It did not take long for him to succumb to the Tallahassee two-step. I had such high hopes for him. I guess it was too much to expect that the new guys would be a change for good.

Ronald Matte, Land O' Lakes


Monday’s letters: Driverless cars on perilous roads

Driverless cautions | March 23, commentaryDriverless carson perilous roadsHaving watched the video of the tragedy in Tempe, Ariz., I believe the police are correct. This accident could not have been avoided as the pedestrian stepped out of the sh...
Published: 03/23/18

Friday’s letters: Think through assault weapons ban

Gun controlThink through assault rifle banI recently emailed a Florida state representative who had pledged, among other things, to ban assault rifles in the state. I asked him if he would ban the sale and transfer of these guns or ultimately make th...
Published: 03/22/18

Saturday’s letters: Tax guns to pay for security

Million-dollar questions | March 21Tax firearms to pay for securitySo public officials are wondering where they’ll get the money for stationing an armed guard in every school. How about heavily taxing every gun? It’s the proliferation of the weap...
Published: 03/21/18
Updated: 03/23/18

Thursday’s letters: School safety requires funding

Constitution Revision CommissionSchool safety requires fundingThe Constitution Revision Commission should consider amending a proposal (45, 93 or 72) to allocate the necessary recurring funding for the new school safety mandates, separate from the ba...
Published: 03/21/18

Wednesday’s letters: Let the teachers decide on guns

Trump touts arming staff as key in plan for school security | March 12It’s the teacher’s call on weaponsPlease, let’s try an alternate view about guns in the classroom. First, it hasn’t gone unnoticed that the preponderance of letters about guns ...
Published: 03/20/18

Pasco Letters to the Editor for March 23

Re: Residents object to solar farm | March 16, storyLakeland Electric has shown that residential customers can be incentivized to allow placement of utility-owned solar panels on their roofs. Likewise, business owners can be incentivized to allow...
Published: 03/19/18

Tuesday’s letters: It shouldn’t be this hard to fly

Tampa International AirportIt shouldn’t be this hard to flyI’ve given the train two tries now from economy parking at Tampa airport. It’s a lot of work. How silly to go down one bank of elevators, then take a good walk to the next set of elevators to...
Published: 03/19/18

Monday’s letters: Protect Floridians’ right to privacy

People push for changes at Constitution hearing | March 14Protect Florida’s right to privacyI attended the Constitution Revision Commission’s public hearing at USF St. Petersburg last week.
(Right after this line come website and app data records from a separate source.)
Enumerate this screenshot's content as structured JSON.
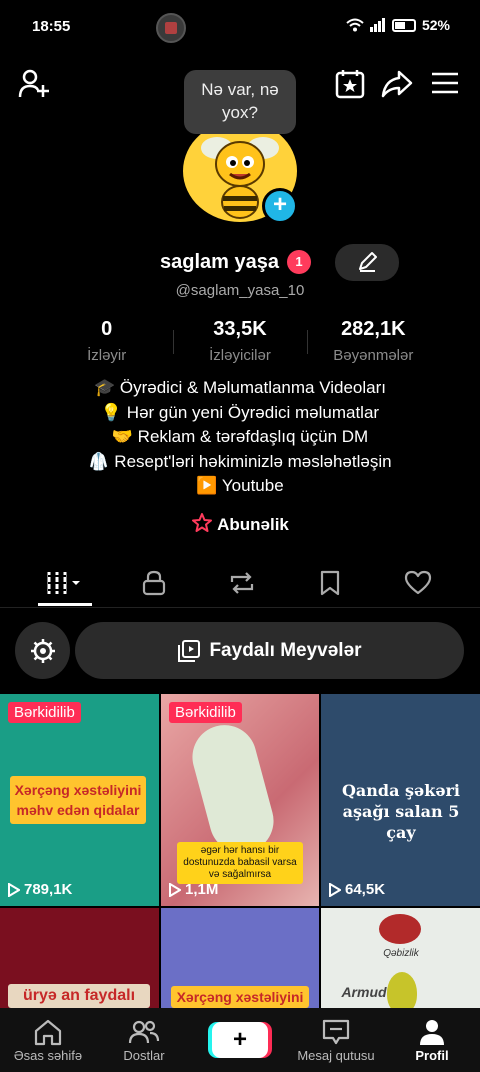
{
  "status_bar": {
    "time": "18:55",
    "battery": "52%"
  },
  "bubble": "Nə var, nə yox?",
  "profile": {
    "name": "saglam yaşa",
    "badge": "1",
    "handle": "@saglam_yasa_10"
  },
  "stats": [
    {
      "value": "0",
      "label": "İzləyir"
    },
    {
      "value": "33,5K",
      "label": "İzləyicilər"
    },
    {
      "value": "282,1K",
      "label": "Bəyənmələr"
    }
  ],
  "bio": [
    "🎓 Öyrədici & Məlumatlanma Videoları",
    "💡 Hər gün yeni Öyrədici məlumatlar",
    "🤝 Reklam & tərəfdaşlıq üçün DM",
    "🥼 Resept'ləri həkiminizlə məsləhətləşin",
    "▶️ Youtube"
  ],
  "subscription": "Abunəlik",
  "playlist": "Faydalı Meyvələr",
  "videos": [
    {
      "pinned": "Bərkidilib",
      "caption": "Xərçəng xəstəliyini məhv edən qidalar",
      "views": "789,1K"
    },
    {
      "pinned": "Bərkidilib",
      "caption": "əgər hər hansı bir dostunuzda babasil varsa və sağalmırsa",
      "views": "1,1M"
    },
    {
      "caption": "Qanda şəkəri aşağı salan 5 çay",
      "views": "64,5K"
    },
    {
      "caption": "üryə an faydalı"
    },
    {
      "caption": "Xərçəng xəstəliyini"
    },
    {
      "caption": "Armud",
      "caption2": "Qəbizlik"
    }
  ],
  "nav": [
    {
      "label": "Əsas səhifə"
    },
    {
      "label": "Dostlar"
    },
    {
      "label": ""
    },
    {
      "label": "Mesaj qutusu"
    },
    {
      "label": "Profil"
    }
  ],
  "colors": {
    "accent_red": "#ff2d55",
    "accent_cyan": "#20b6e6",
    "bg": "#000000"
  }
}
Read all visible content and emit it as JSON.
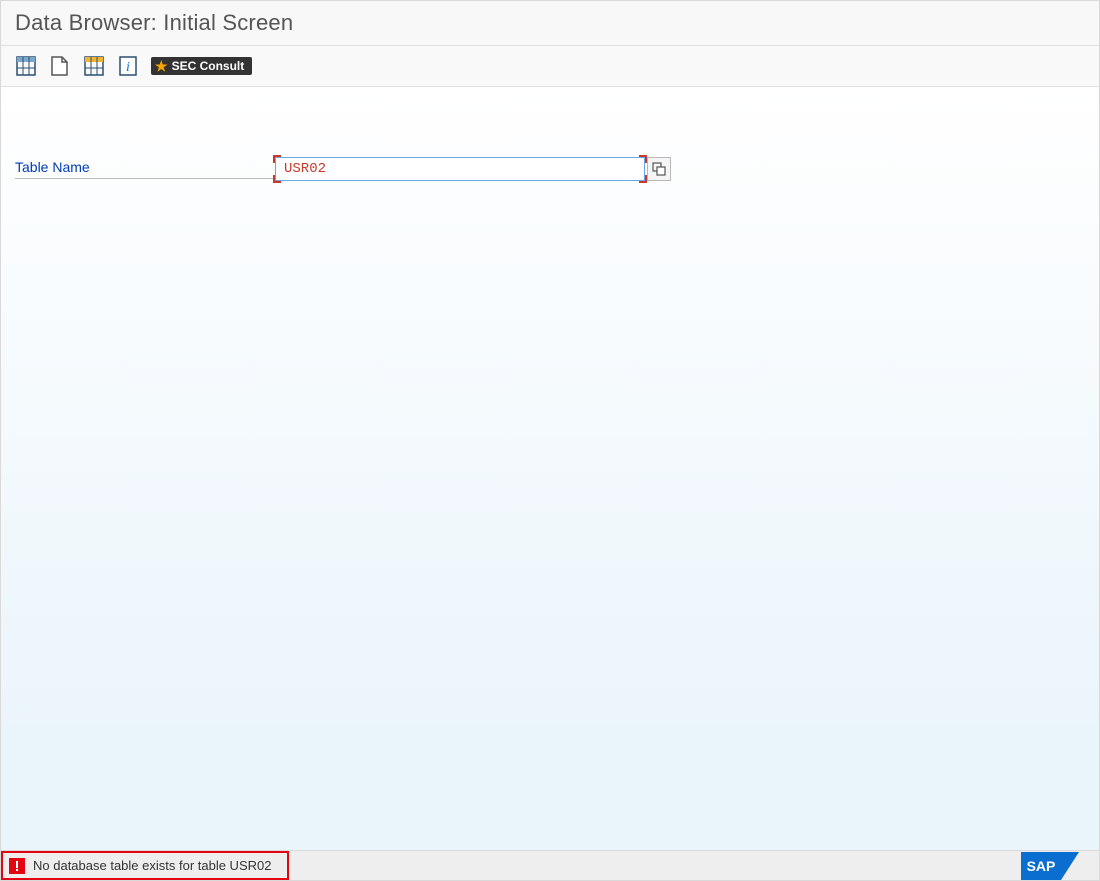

I was there because I thought it was important to have m...
Published: 03/18/18

Sunday’s letters: Effort to stem pet cruelty pays off

Puppy millsEffort to stem cruelty pays offThank you to everyone who contacted their legislators, and a huge shout-out to the Tampa Bay Times for letting us know that state legislators were considering a bill to eliminate the hard-achieved gains on lo...
Published: 03/17/18

Saturday’s letters: Insurer focused on repairs, not fees

Citizens hit with $12.7M verdict | March 15Insurer’s focus: repairs, not feesCitizens Property Insurance Corp. has spent the past several years making sure that insurance proceeds for sinkhole repairs are used to restore a home and make it whole....
Published: 03/16/18